((

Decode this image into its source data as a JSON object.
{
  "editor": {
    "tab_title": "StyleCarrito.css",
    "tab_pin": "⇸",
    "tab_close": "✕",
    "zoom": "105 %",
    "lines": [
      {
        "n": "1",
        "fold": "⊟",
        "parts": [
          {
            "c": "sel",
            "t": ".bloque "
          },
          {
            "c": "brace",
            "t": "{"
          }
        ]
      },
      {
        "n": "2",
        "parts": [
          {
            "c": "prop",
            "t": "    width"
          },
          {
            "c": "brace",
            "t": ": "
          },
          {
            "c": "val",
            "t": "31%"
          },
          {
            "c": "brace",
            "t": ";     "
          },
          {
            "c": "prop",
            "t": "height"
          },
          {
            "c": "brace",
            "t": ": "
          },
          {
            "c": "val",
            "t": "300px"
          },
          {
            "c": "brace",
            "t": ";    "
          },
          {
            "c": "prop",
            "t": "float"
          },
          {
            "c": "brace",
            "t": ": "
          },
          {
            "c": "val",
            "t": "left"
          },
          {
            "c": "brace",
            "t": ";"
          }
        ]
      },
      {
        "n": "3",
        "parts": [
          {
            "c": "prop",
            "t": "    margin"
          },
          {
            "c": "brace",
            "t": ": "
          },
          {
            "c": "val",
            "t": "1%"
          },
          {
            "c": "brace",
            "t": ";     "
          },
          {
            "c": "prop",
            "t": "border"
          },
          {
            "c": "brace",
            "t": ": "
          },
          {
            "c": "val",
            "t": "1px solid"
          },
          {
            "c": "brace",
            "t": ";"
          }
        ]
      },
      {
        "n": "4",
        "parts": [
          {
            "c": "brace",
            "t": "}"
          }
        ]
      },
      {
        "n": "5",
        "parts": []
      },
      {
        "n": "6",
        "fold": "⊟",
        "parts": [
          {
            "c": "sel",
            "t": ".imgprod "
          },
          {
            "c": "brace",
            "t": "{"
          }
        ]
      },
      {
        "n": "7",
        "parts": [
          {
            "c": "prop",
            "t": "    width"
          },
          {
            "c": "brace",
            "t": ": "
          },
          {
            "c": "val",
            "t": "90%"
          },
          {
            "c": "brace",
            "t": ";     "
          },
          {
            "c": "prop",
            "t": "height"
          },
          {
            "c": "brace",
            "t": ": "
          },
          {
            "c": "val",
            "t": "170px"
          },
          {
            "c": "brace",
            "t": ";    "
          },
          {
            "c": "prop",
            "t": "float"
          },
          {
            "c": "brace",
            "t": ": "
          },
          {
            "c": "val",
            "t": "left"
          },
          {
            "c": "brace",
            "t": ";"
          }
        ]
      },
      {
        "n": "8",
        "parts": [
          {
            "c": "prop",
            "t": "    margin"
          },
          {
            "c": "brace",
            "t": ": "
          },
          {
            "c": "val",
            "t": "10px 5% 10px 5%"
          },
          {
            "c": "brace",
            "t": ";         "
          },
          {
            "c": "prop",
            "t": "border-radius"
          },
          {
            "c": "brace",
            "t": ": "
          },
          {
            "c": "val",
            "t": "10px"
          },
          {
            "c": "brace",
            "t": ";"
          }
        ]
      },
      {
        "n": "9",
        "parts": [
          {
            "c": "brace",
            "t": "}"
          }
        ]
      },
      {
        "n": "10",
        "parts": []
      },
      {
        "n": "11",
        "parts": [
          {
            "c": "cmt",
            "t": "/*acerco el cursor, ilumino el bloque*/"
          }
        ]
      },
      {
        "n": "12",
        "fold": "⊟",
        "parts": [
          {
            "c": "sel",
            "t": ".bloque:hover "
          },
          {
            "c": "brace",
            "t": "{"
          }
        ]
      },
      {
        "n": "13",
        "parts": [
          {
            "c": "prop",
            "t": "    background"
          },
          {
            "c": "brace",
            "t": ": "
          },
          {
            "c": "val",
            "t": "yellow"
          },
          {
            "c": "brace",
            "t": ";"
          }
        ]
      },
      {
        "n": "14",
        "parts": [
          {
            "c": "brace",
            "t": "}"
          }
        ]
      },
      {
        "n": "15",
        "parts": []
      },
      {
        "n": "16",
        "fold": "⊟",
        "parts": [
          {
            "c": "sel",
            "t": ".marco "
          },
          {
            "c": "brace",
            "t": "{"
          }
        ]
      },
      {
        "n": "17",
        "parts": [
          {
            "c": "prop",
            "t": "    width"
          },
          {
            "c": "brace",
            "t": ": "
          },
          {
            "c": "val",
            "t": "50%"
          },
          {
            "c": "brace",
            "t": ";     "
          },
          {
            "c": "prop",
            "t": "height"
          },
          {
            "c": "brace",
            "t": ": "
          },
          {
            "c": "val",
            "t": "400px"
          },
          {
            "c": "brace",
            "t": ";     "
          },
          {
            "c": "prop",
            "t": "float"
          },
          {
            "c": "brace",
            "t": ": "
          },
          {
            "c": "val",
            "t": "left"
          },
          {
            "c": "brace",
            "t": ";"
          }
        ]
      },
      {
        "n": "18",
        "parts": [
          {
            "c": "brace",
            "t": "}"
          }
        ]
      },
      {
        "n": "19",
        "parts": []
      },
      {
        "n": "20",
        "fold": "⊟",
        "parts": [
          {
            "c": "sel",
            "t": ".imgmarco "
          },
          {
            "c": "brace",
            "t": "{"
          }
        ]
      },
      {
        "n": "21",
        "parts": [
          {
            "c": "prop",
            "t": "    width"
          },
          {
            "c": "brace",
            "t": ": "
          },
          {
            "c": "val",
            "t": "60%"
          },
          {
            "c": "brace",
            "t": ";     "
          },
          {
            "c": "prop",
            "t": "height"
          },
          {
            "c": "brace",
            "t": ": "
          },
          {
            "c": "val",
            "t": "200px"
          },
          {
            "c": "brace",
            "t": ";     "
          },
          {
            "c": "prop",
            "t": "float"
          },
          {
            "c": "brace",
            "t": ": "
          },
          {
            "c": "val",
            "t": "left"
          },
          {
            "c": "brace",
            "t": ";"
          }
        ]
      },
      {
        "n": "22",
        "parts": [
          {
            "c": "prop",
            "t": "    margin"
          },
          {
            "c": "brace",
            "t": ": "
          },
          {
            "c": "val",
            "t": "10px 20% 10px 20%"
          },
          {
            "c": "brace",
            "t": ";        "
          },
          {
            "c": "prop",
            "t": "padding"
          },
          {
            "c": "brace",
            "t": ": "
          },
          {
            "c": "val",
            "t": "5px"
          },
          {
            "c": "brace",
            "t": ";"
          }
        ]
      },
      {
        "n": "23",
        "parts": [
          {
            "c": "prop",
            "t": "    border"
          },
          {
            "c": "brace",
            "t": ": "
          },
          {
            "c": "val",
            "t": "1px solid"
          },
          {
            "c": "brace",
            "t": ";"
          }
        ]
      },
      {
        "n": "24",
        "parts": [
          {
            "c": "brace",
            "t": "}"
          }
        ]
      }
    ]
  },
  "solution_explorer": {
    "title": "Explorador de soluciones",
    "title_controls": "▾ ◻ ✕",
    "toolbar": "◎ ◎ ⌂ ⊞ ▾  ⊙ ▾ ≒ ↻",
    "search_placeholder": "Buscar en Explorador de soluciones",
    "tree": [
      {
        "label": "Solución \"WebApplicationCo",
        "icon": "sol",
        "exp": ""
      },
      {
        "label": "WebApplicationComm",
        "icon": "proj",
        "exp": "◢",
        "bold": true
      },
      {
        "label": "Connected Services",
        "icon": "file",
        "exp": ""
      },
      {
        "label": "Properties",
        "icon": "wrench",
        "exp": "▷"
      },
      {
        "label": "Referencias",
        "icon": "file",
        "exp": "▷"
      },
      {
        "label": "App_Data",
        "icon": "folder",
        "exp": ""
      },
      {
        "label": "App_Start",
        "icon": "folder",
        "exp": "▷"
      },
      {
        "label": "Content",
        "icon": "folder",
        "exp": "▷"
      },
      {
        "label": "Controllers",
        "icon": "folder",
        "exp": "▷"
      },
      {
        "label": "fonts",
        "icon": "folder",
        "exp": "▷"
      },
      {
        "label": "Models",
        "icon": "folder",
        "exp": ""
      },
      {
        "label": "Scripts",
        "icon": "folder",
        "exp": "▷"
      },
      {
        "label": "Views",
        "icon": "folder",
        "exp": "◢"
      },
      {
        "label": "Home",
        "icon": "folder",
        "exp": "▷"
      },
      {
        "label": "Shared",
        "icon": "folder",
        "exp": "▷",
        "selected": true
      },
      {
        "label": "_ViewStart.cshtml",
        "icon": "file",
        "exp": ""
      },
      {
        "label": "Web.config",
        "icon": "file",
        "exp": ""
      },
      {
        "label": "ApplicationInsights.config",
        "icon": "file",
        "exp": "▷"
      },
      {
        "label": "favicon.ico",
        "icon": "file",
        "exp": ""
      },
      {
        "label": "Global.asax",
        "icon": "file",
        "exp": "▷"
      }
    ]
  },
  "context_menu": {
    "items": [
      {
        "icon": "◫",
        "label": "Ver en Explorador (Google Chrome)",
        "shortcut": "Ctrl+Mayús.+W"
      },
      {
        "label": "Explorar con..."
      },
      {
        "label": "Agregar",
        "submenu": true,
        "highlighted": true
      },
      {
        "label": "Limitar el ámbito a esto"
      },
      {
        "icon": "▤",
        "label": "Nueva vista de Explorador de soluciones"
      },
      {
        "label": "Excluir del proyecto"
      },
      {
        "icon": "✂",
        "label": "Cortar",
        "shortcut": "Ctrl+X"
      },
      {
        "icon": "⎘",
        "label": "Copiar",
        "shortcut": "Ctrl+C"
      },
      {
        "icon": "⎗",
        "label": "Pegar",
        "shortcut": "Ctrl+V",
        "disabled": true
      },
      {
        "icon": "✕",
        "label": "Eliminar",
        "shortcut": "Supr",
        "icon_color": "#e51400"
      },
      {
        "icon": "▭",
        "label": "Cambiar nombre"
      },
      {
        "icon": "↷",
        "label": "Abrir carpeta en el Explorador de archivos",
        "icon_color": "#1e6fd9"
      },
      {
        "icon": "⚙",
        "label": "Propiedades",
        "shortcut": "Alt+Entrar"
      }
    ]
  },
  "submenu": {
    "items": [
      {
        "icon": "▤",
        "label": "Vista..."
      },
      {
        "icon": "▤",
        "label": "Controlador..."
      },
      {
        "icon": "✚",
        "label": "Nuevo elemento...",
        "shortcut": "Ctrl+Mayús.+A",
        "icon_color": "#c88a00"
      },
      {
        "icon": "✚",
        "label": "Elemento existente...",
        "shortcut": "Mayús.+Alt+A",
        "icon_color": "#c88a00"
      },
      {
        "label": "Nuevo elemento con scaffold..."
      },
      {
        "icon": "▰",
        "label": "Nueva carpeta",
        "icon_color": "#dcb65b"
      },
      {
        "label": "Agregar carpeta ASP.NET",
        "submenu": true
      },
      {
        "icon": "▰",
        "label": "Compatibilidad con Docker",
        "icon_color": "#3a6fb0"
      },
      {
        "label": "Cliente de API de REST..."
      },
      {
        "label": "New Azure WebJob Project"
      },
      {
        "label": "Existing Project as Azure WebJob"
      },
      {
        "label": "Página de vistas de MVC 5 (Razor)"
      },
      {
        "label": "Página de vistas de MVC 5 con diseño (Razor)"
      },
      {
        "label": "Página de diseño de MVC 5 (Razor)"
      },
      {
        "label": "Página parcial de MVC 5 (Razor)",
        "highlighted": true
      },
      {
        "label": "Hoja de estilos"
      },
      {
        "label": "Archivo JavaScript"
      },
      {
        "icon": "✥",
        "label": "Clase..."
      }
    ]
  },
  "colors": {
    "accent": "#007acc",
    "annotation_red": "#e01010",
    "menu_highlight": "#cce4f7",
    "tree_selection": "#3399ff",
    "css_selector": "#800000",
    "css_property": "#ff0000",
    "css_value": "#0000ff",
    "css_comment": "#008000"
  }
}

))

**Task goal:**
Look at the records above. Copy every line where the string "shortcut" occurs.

**Answer space:**
        "shortcut": "Ctrl+Mayús.+W"
        "shortcut": "Ctrl+X"
        "shortcut": "Ctrl+C"
        "shortcut": "Ctrl+V",
        "shortcut": "Supr",
        "shortcut": "Alt+Entrar"
        "shortcut": "Ctrl+Mayús.+A",
        "shortcut": "Mayús.+Alt+A",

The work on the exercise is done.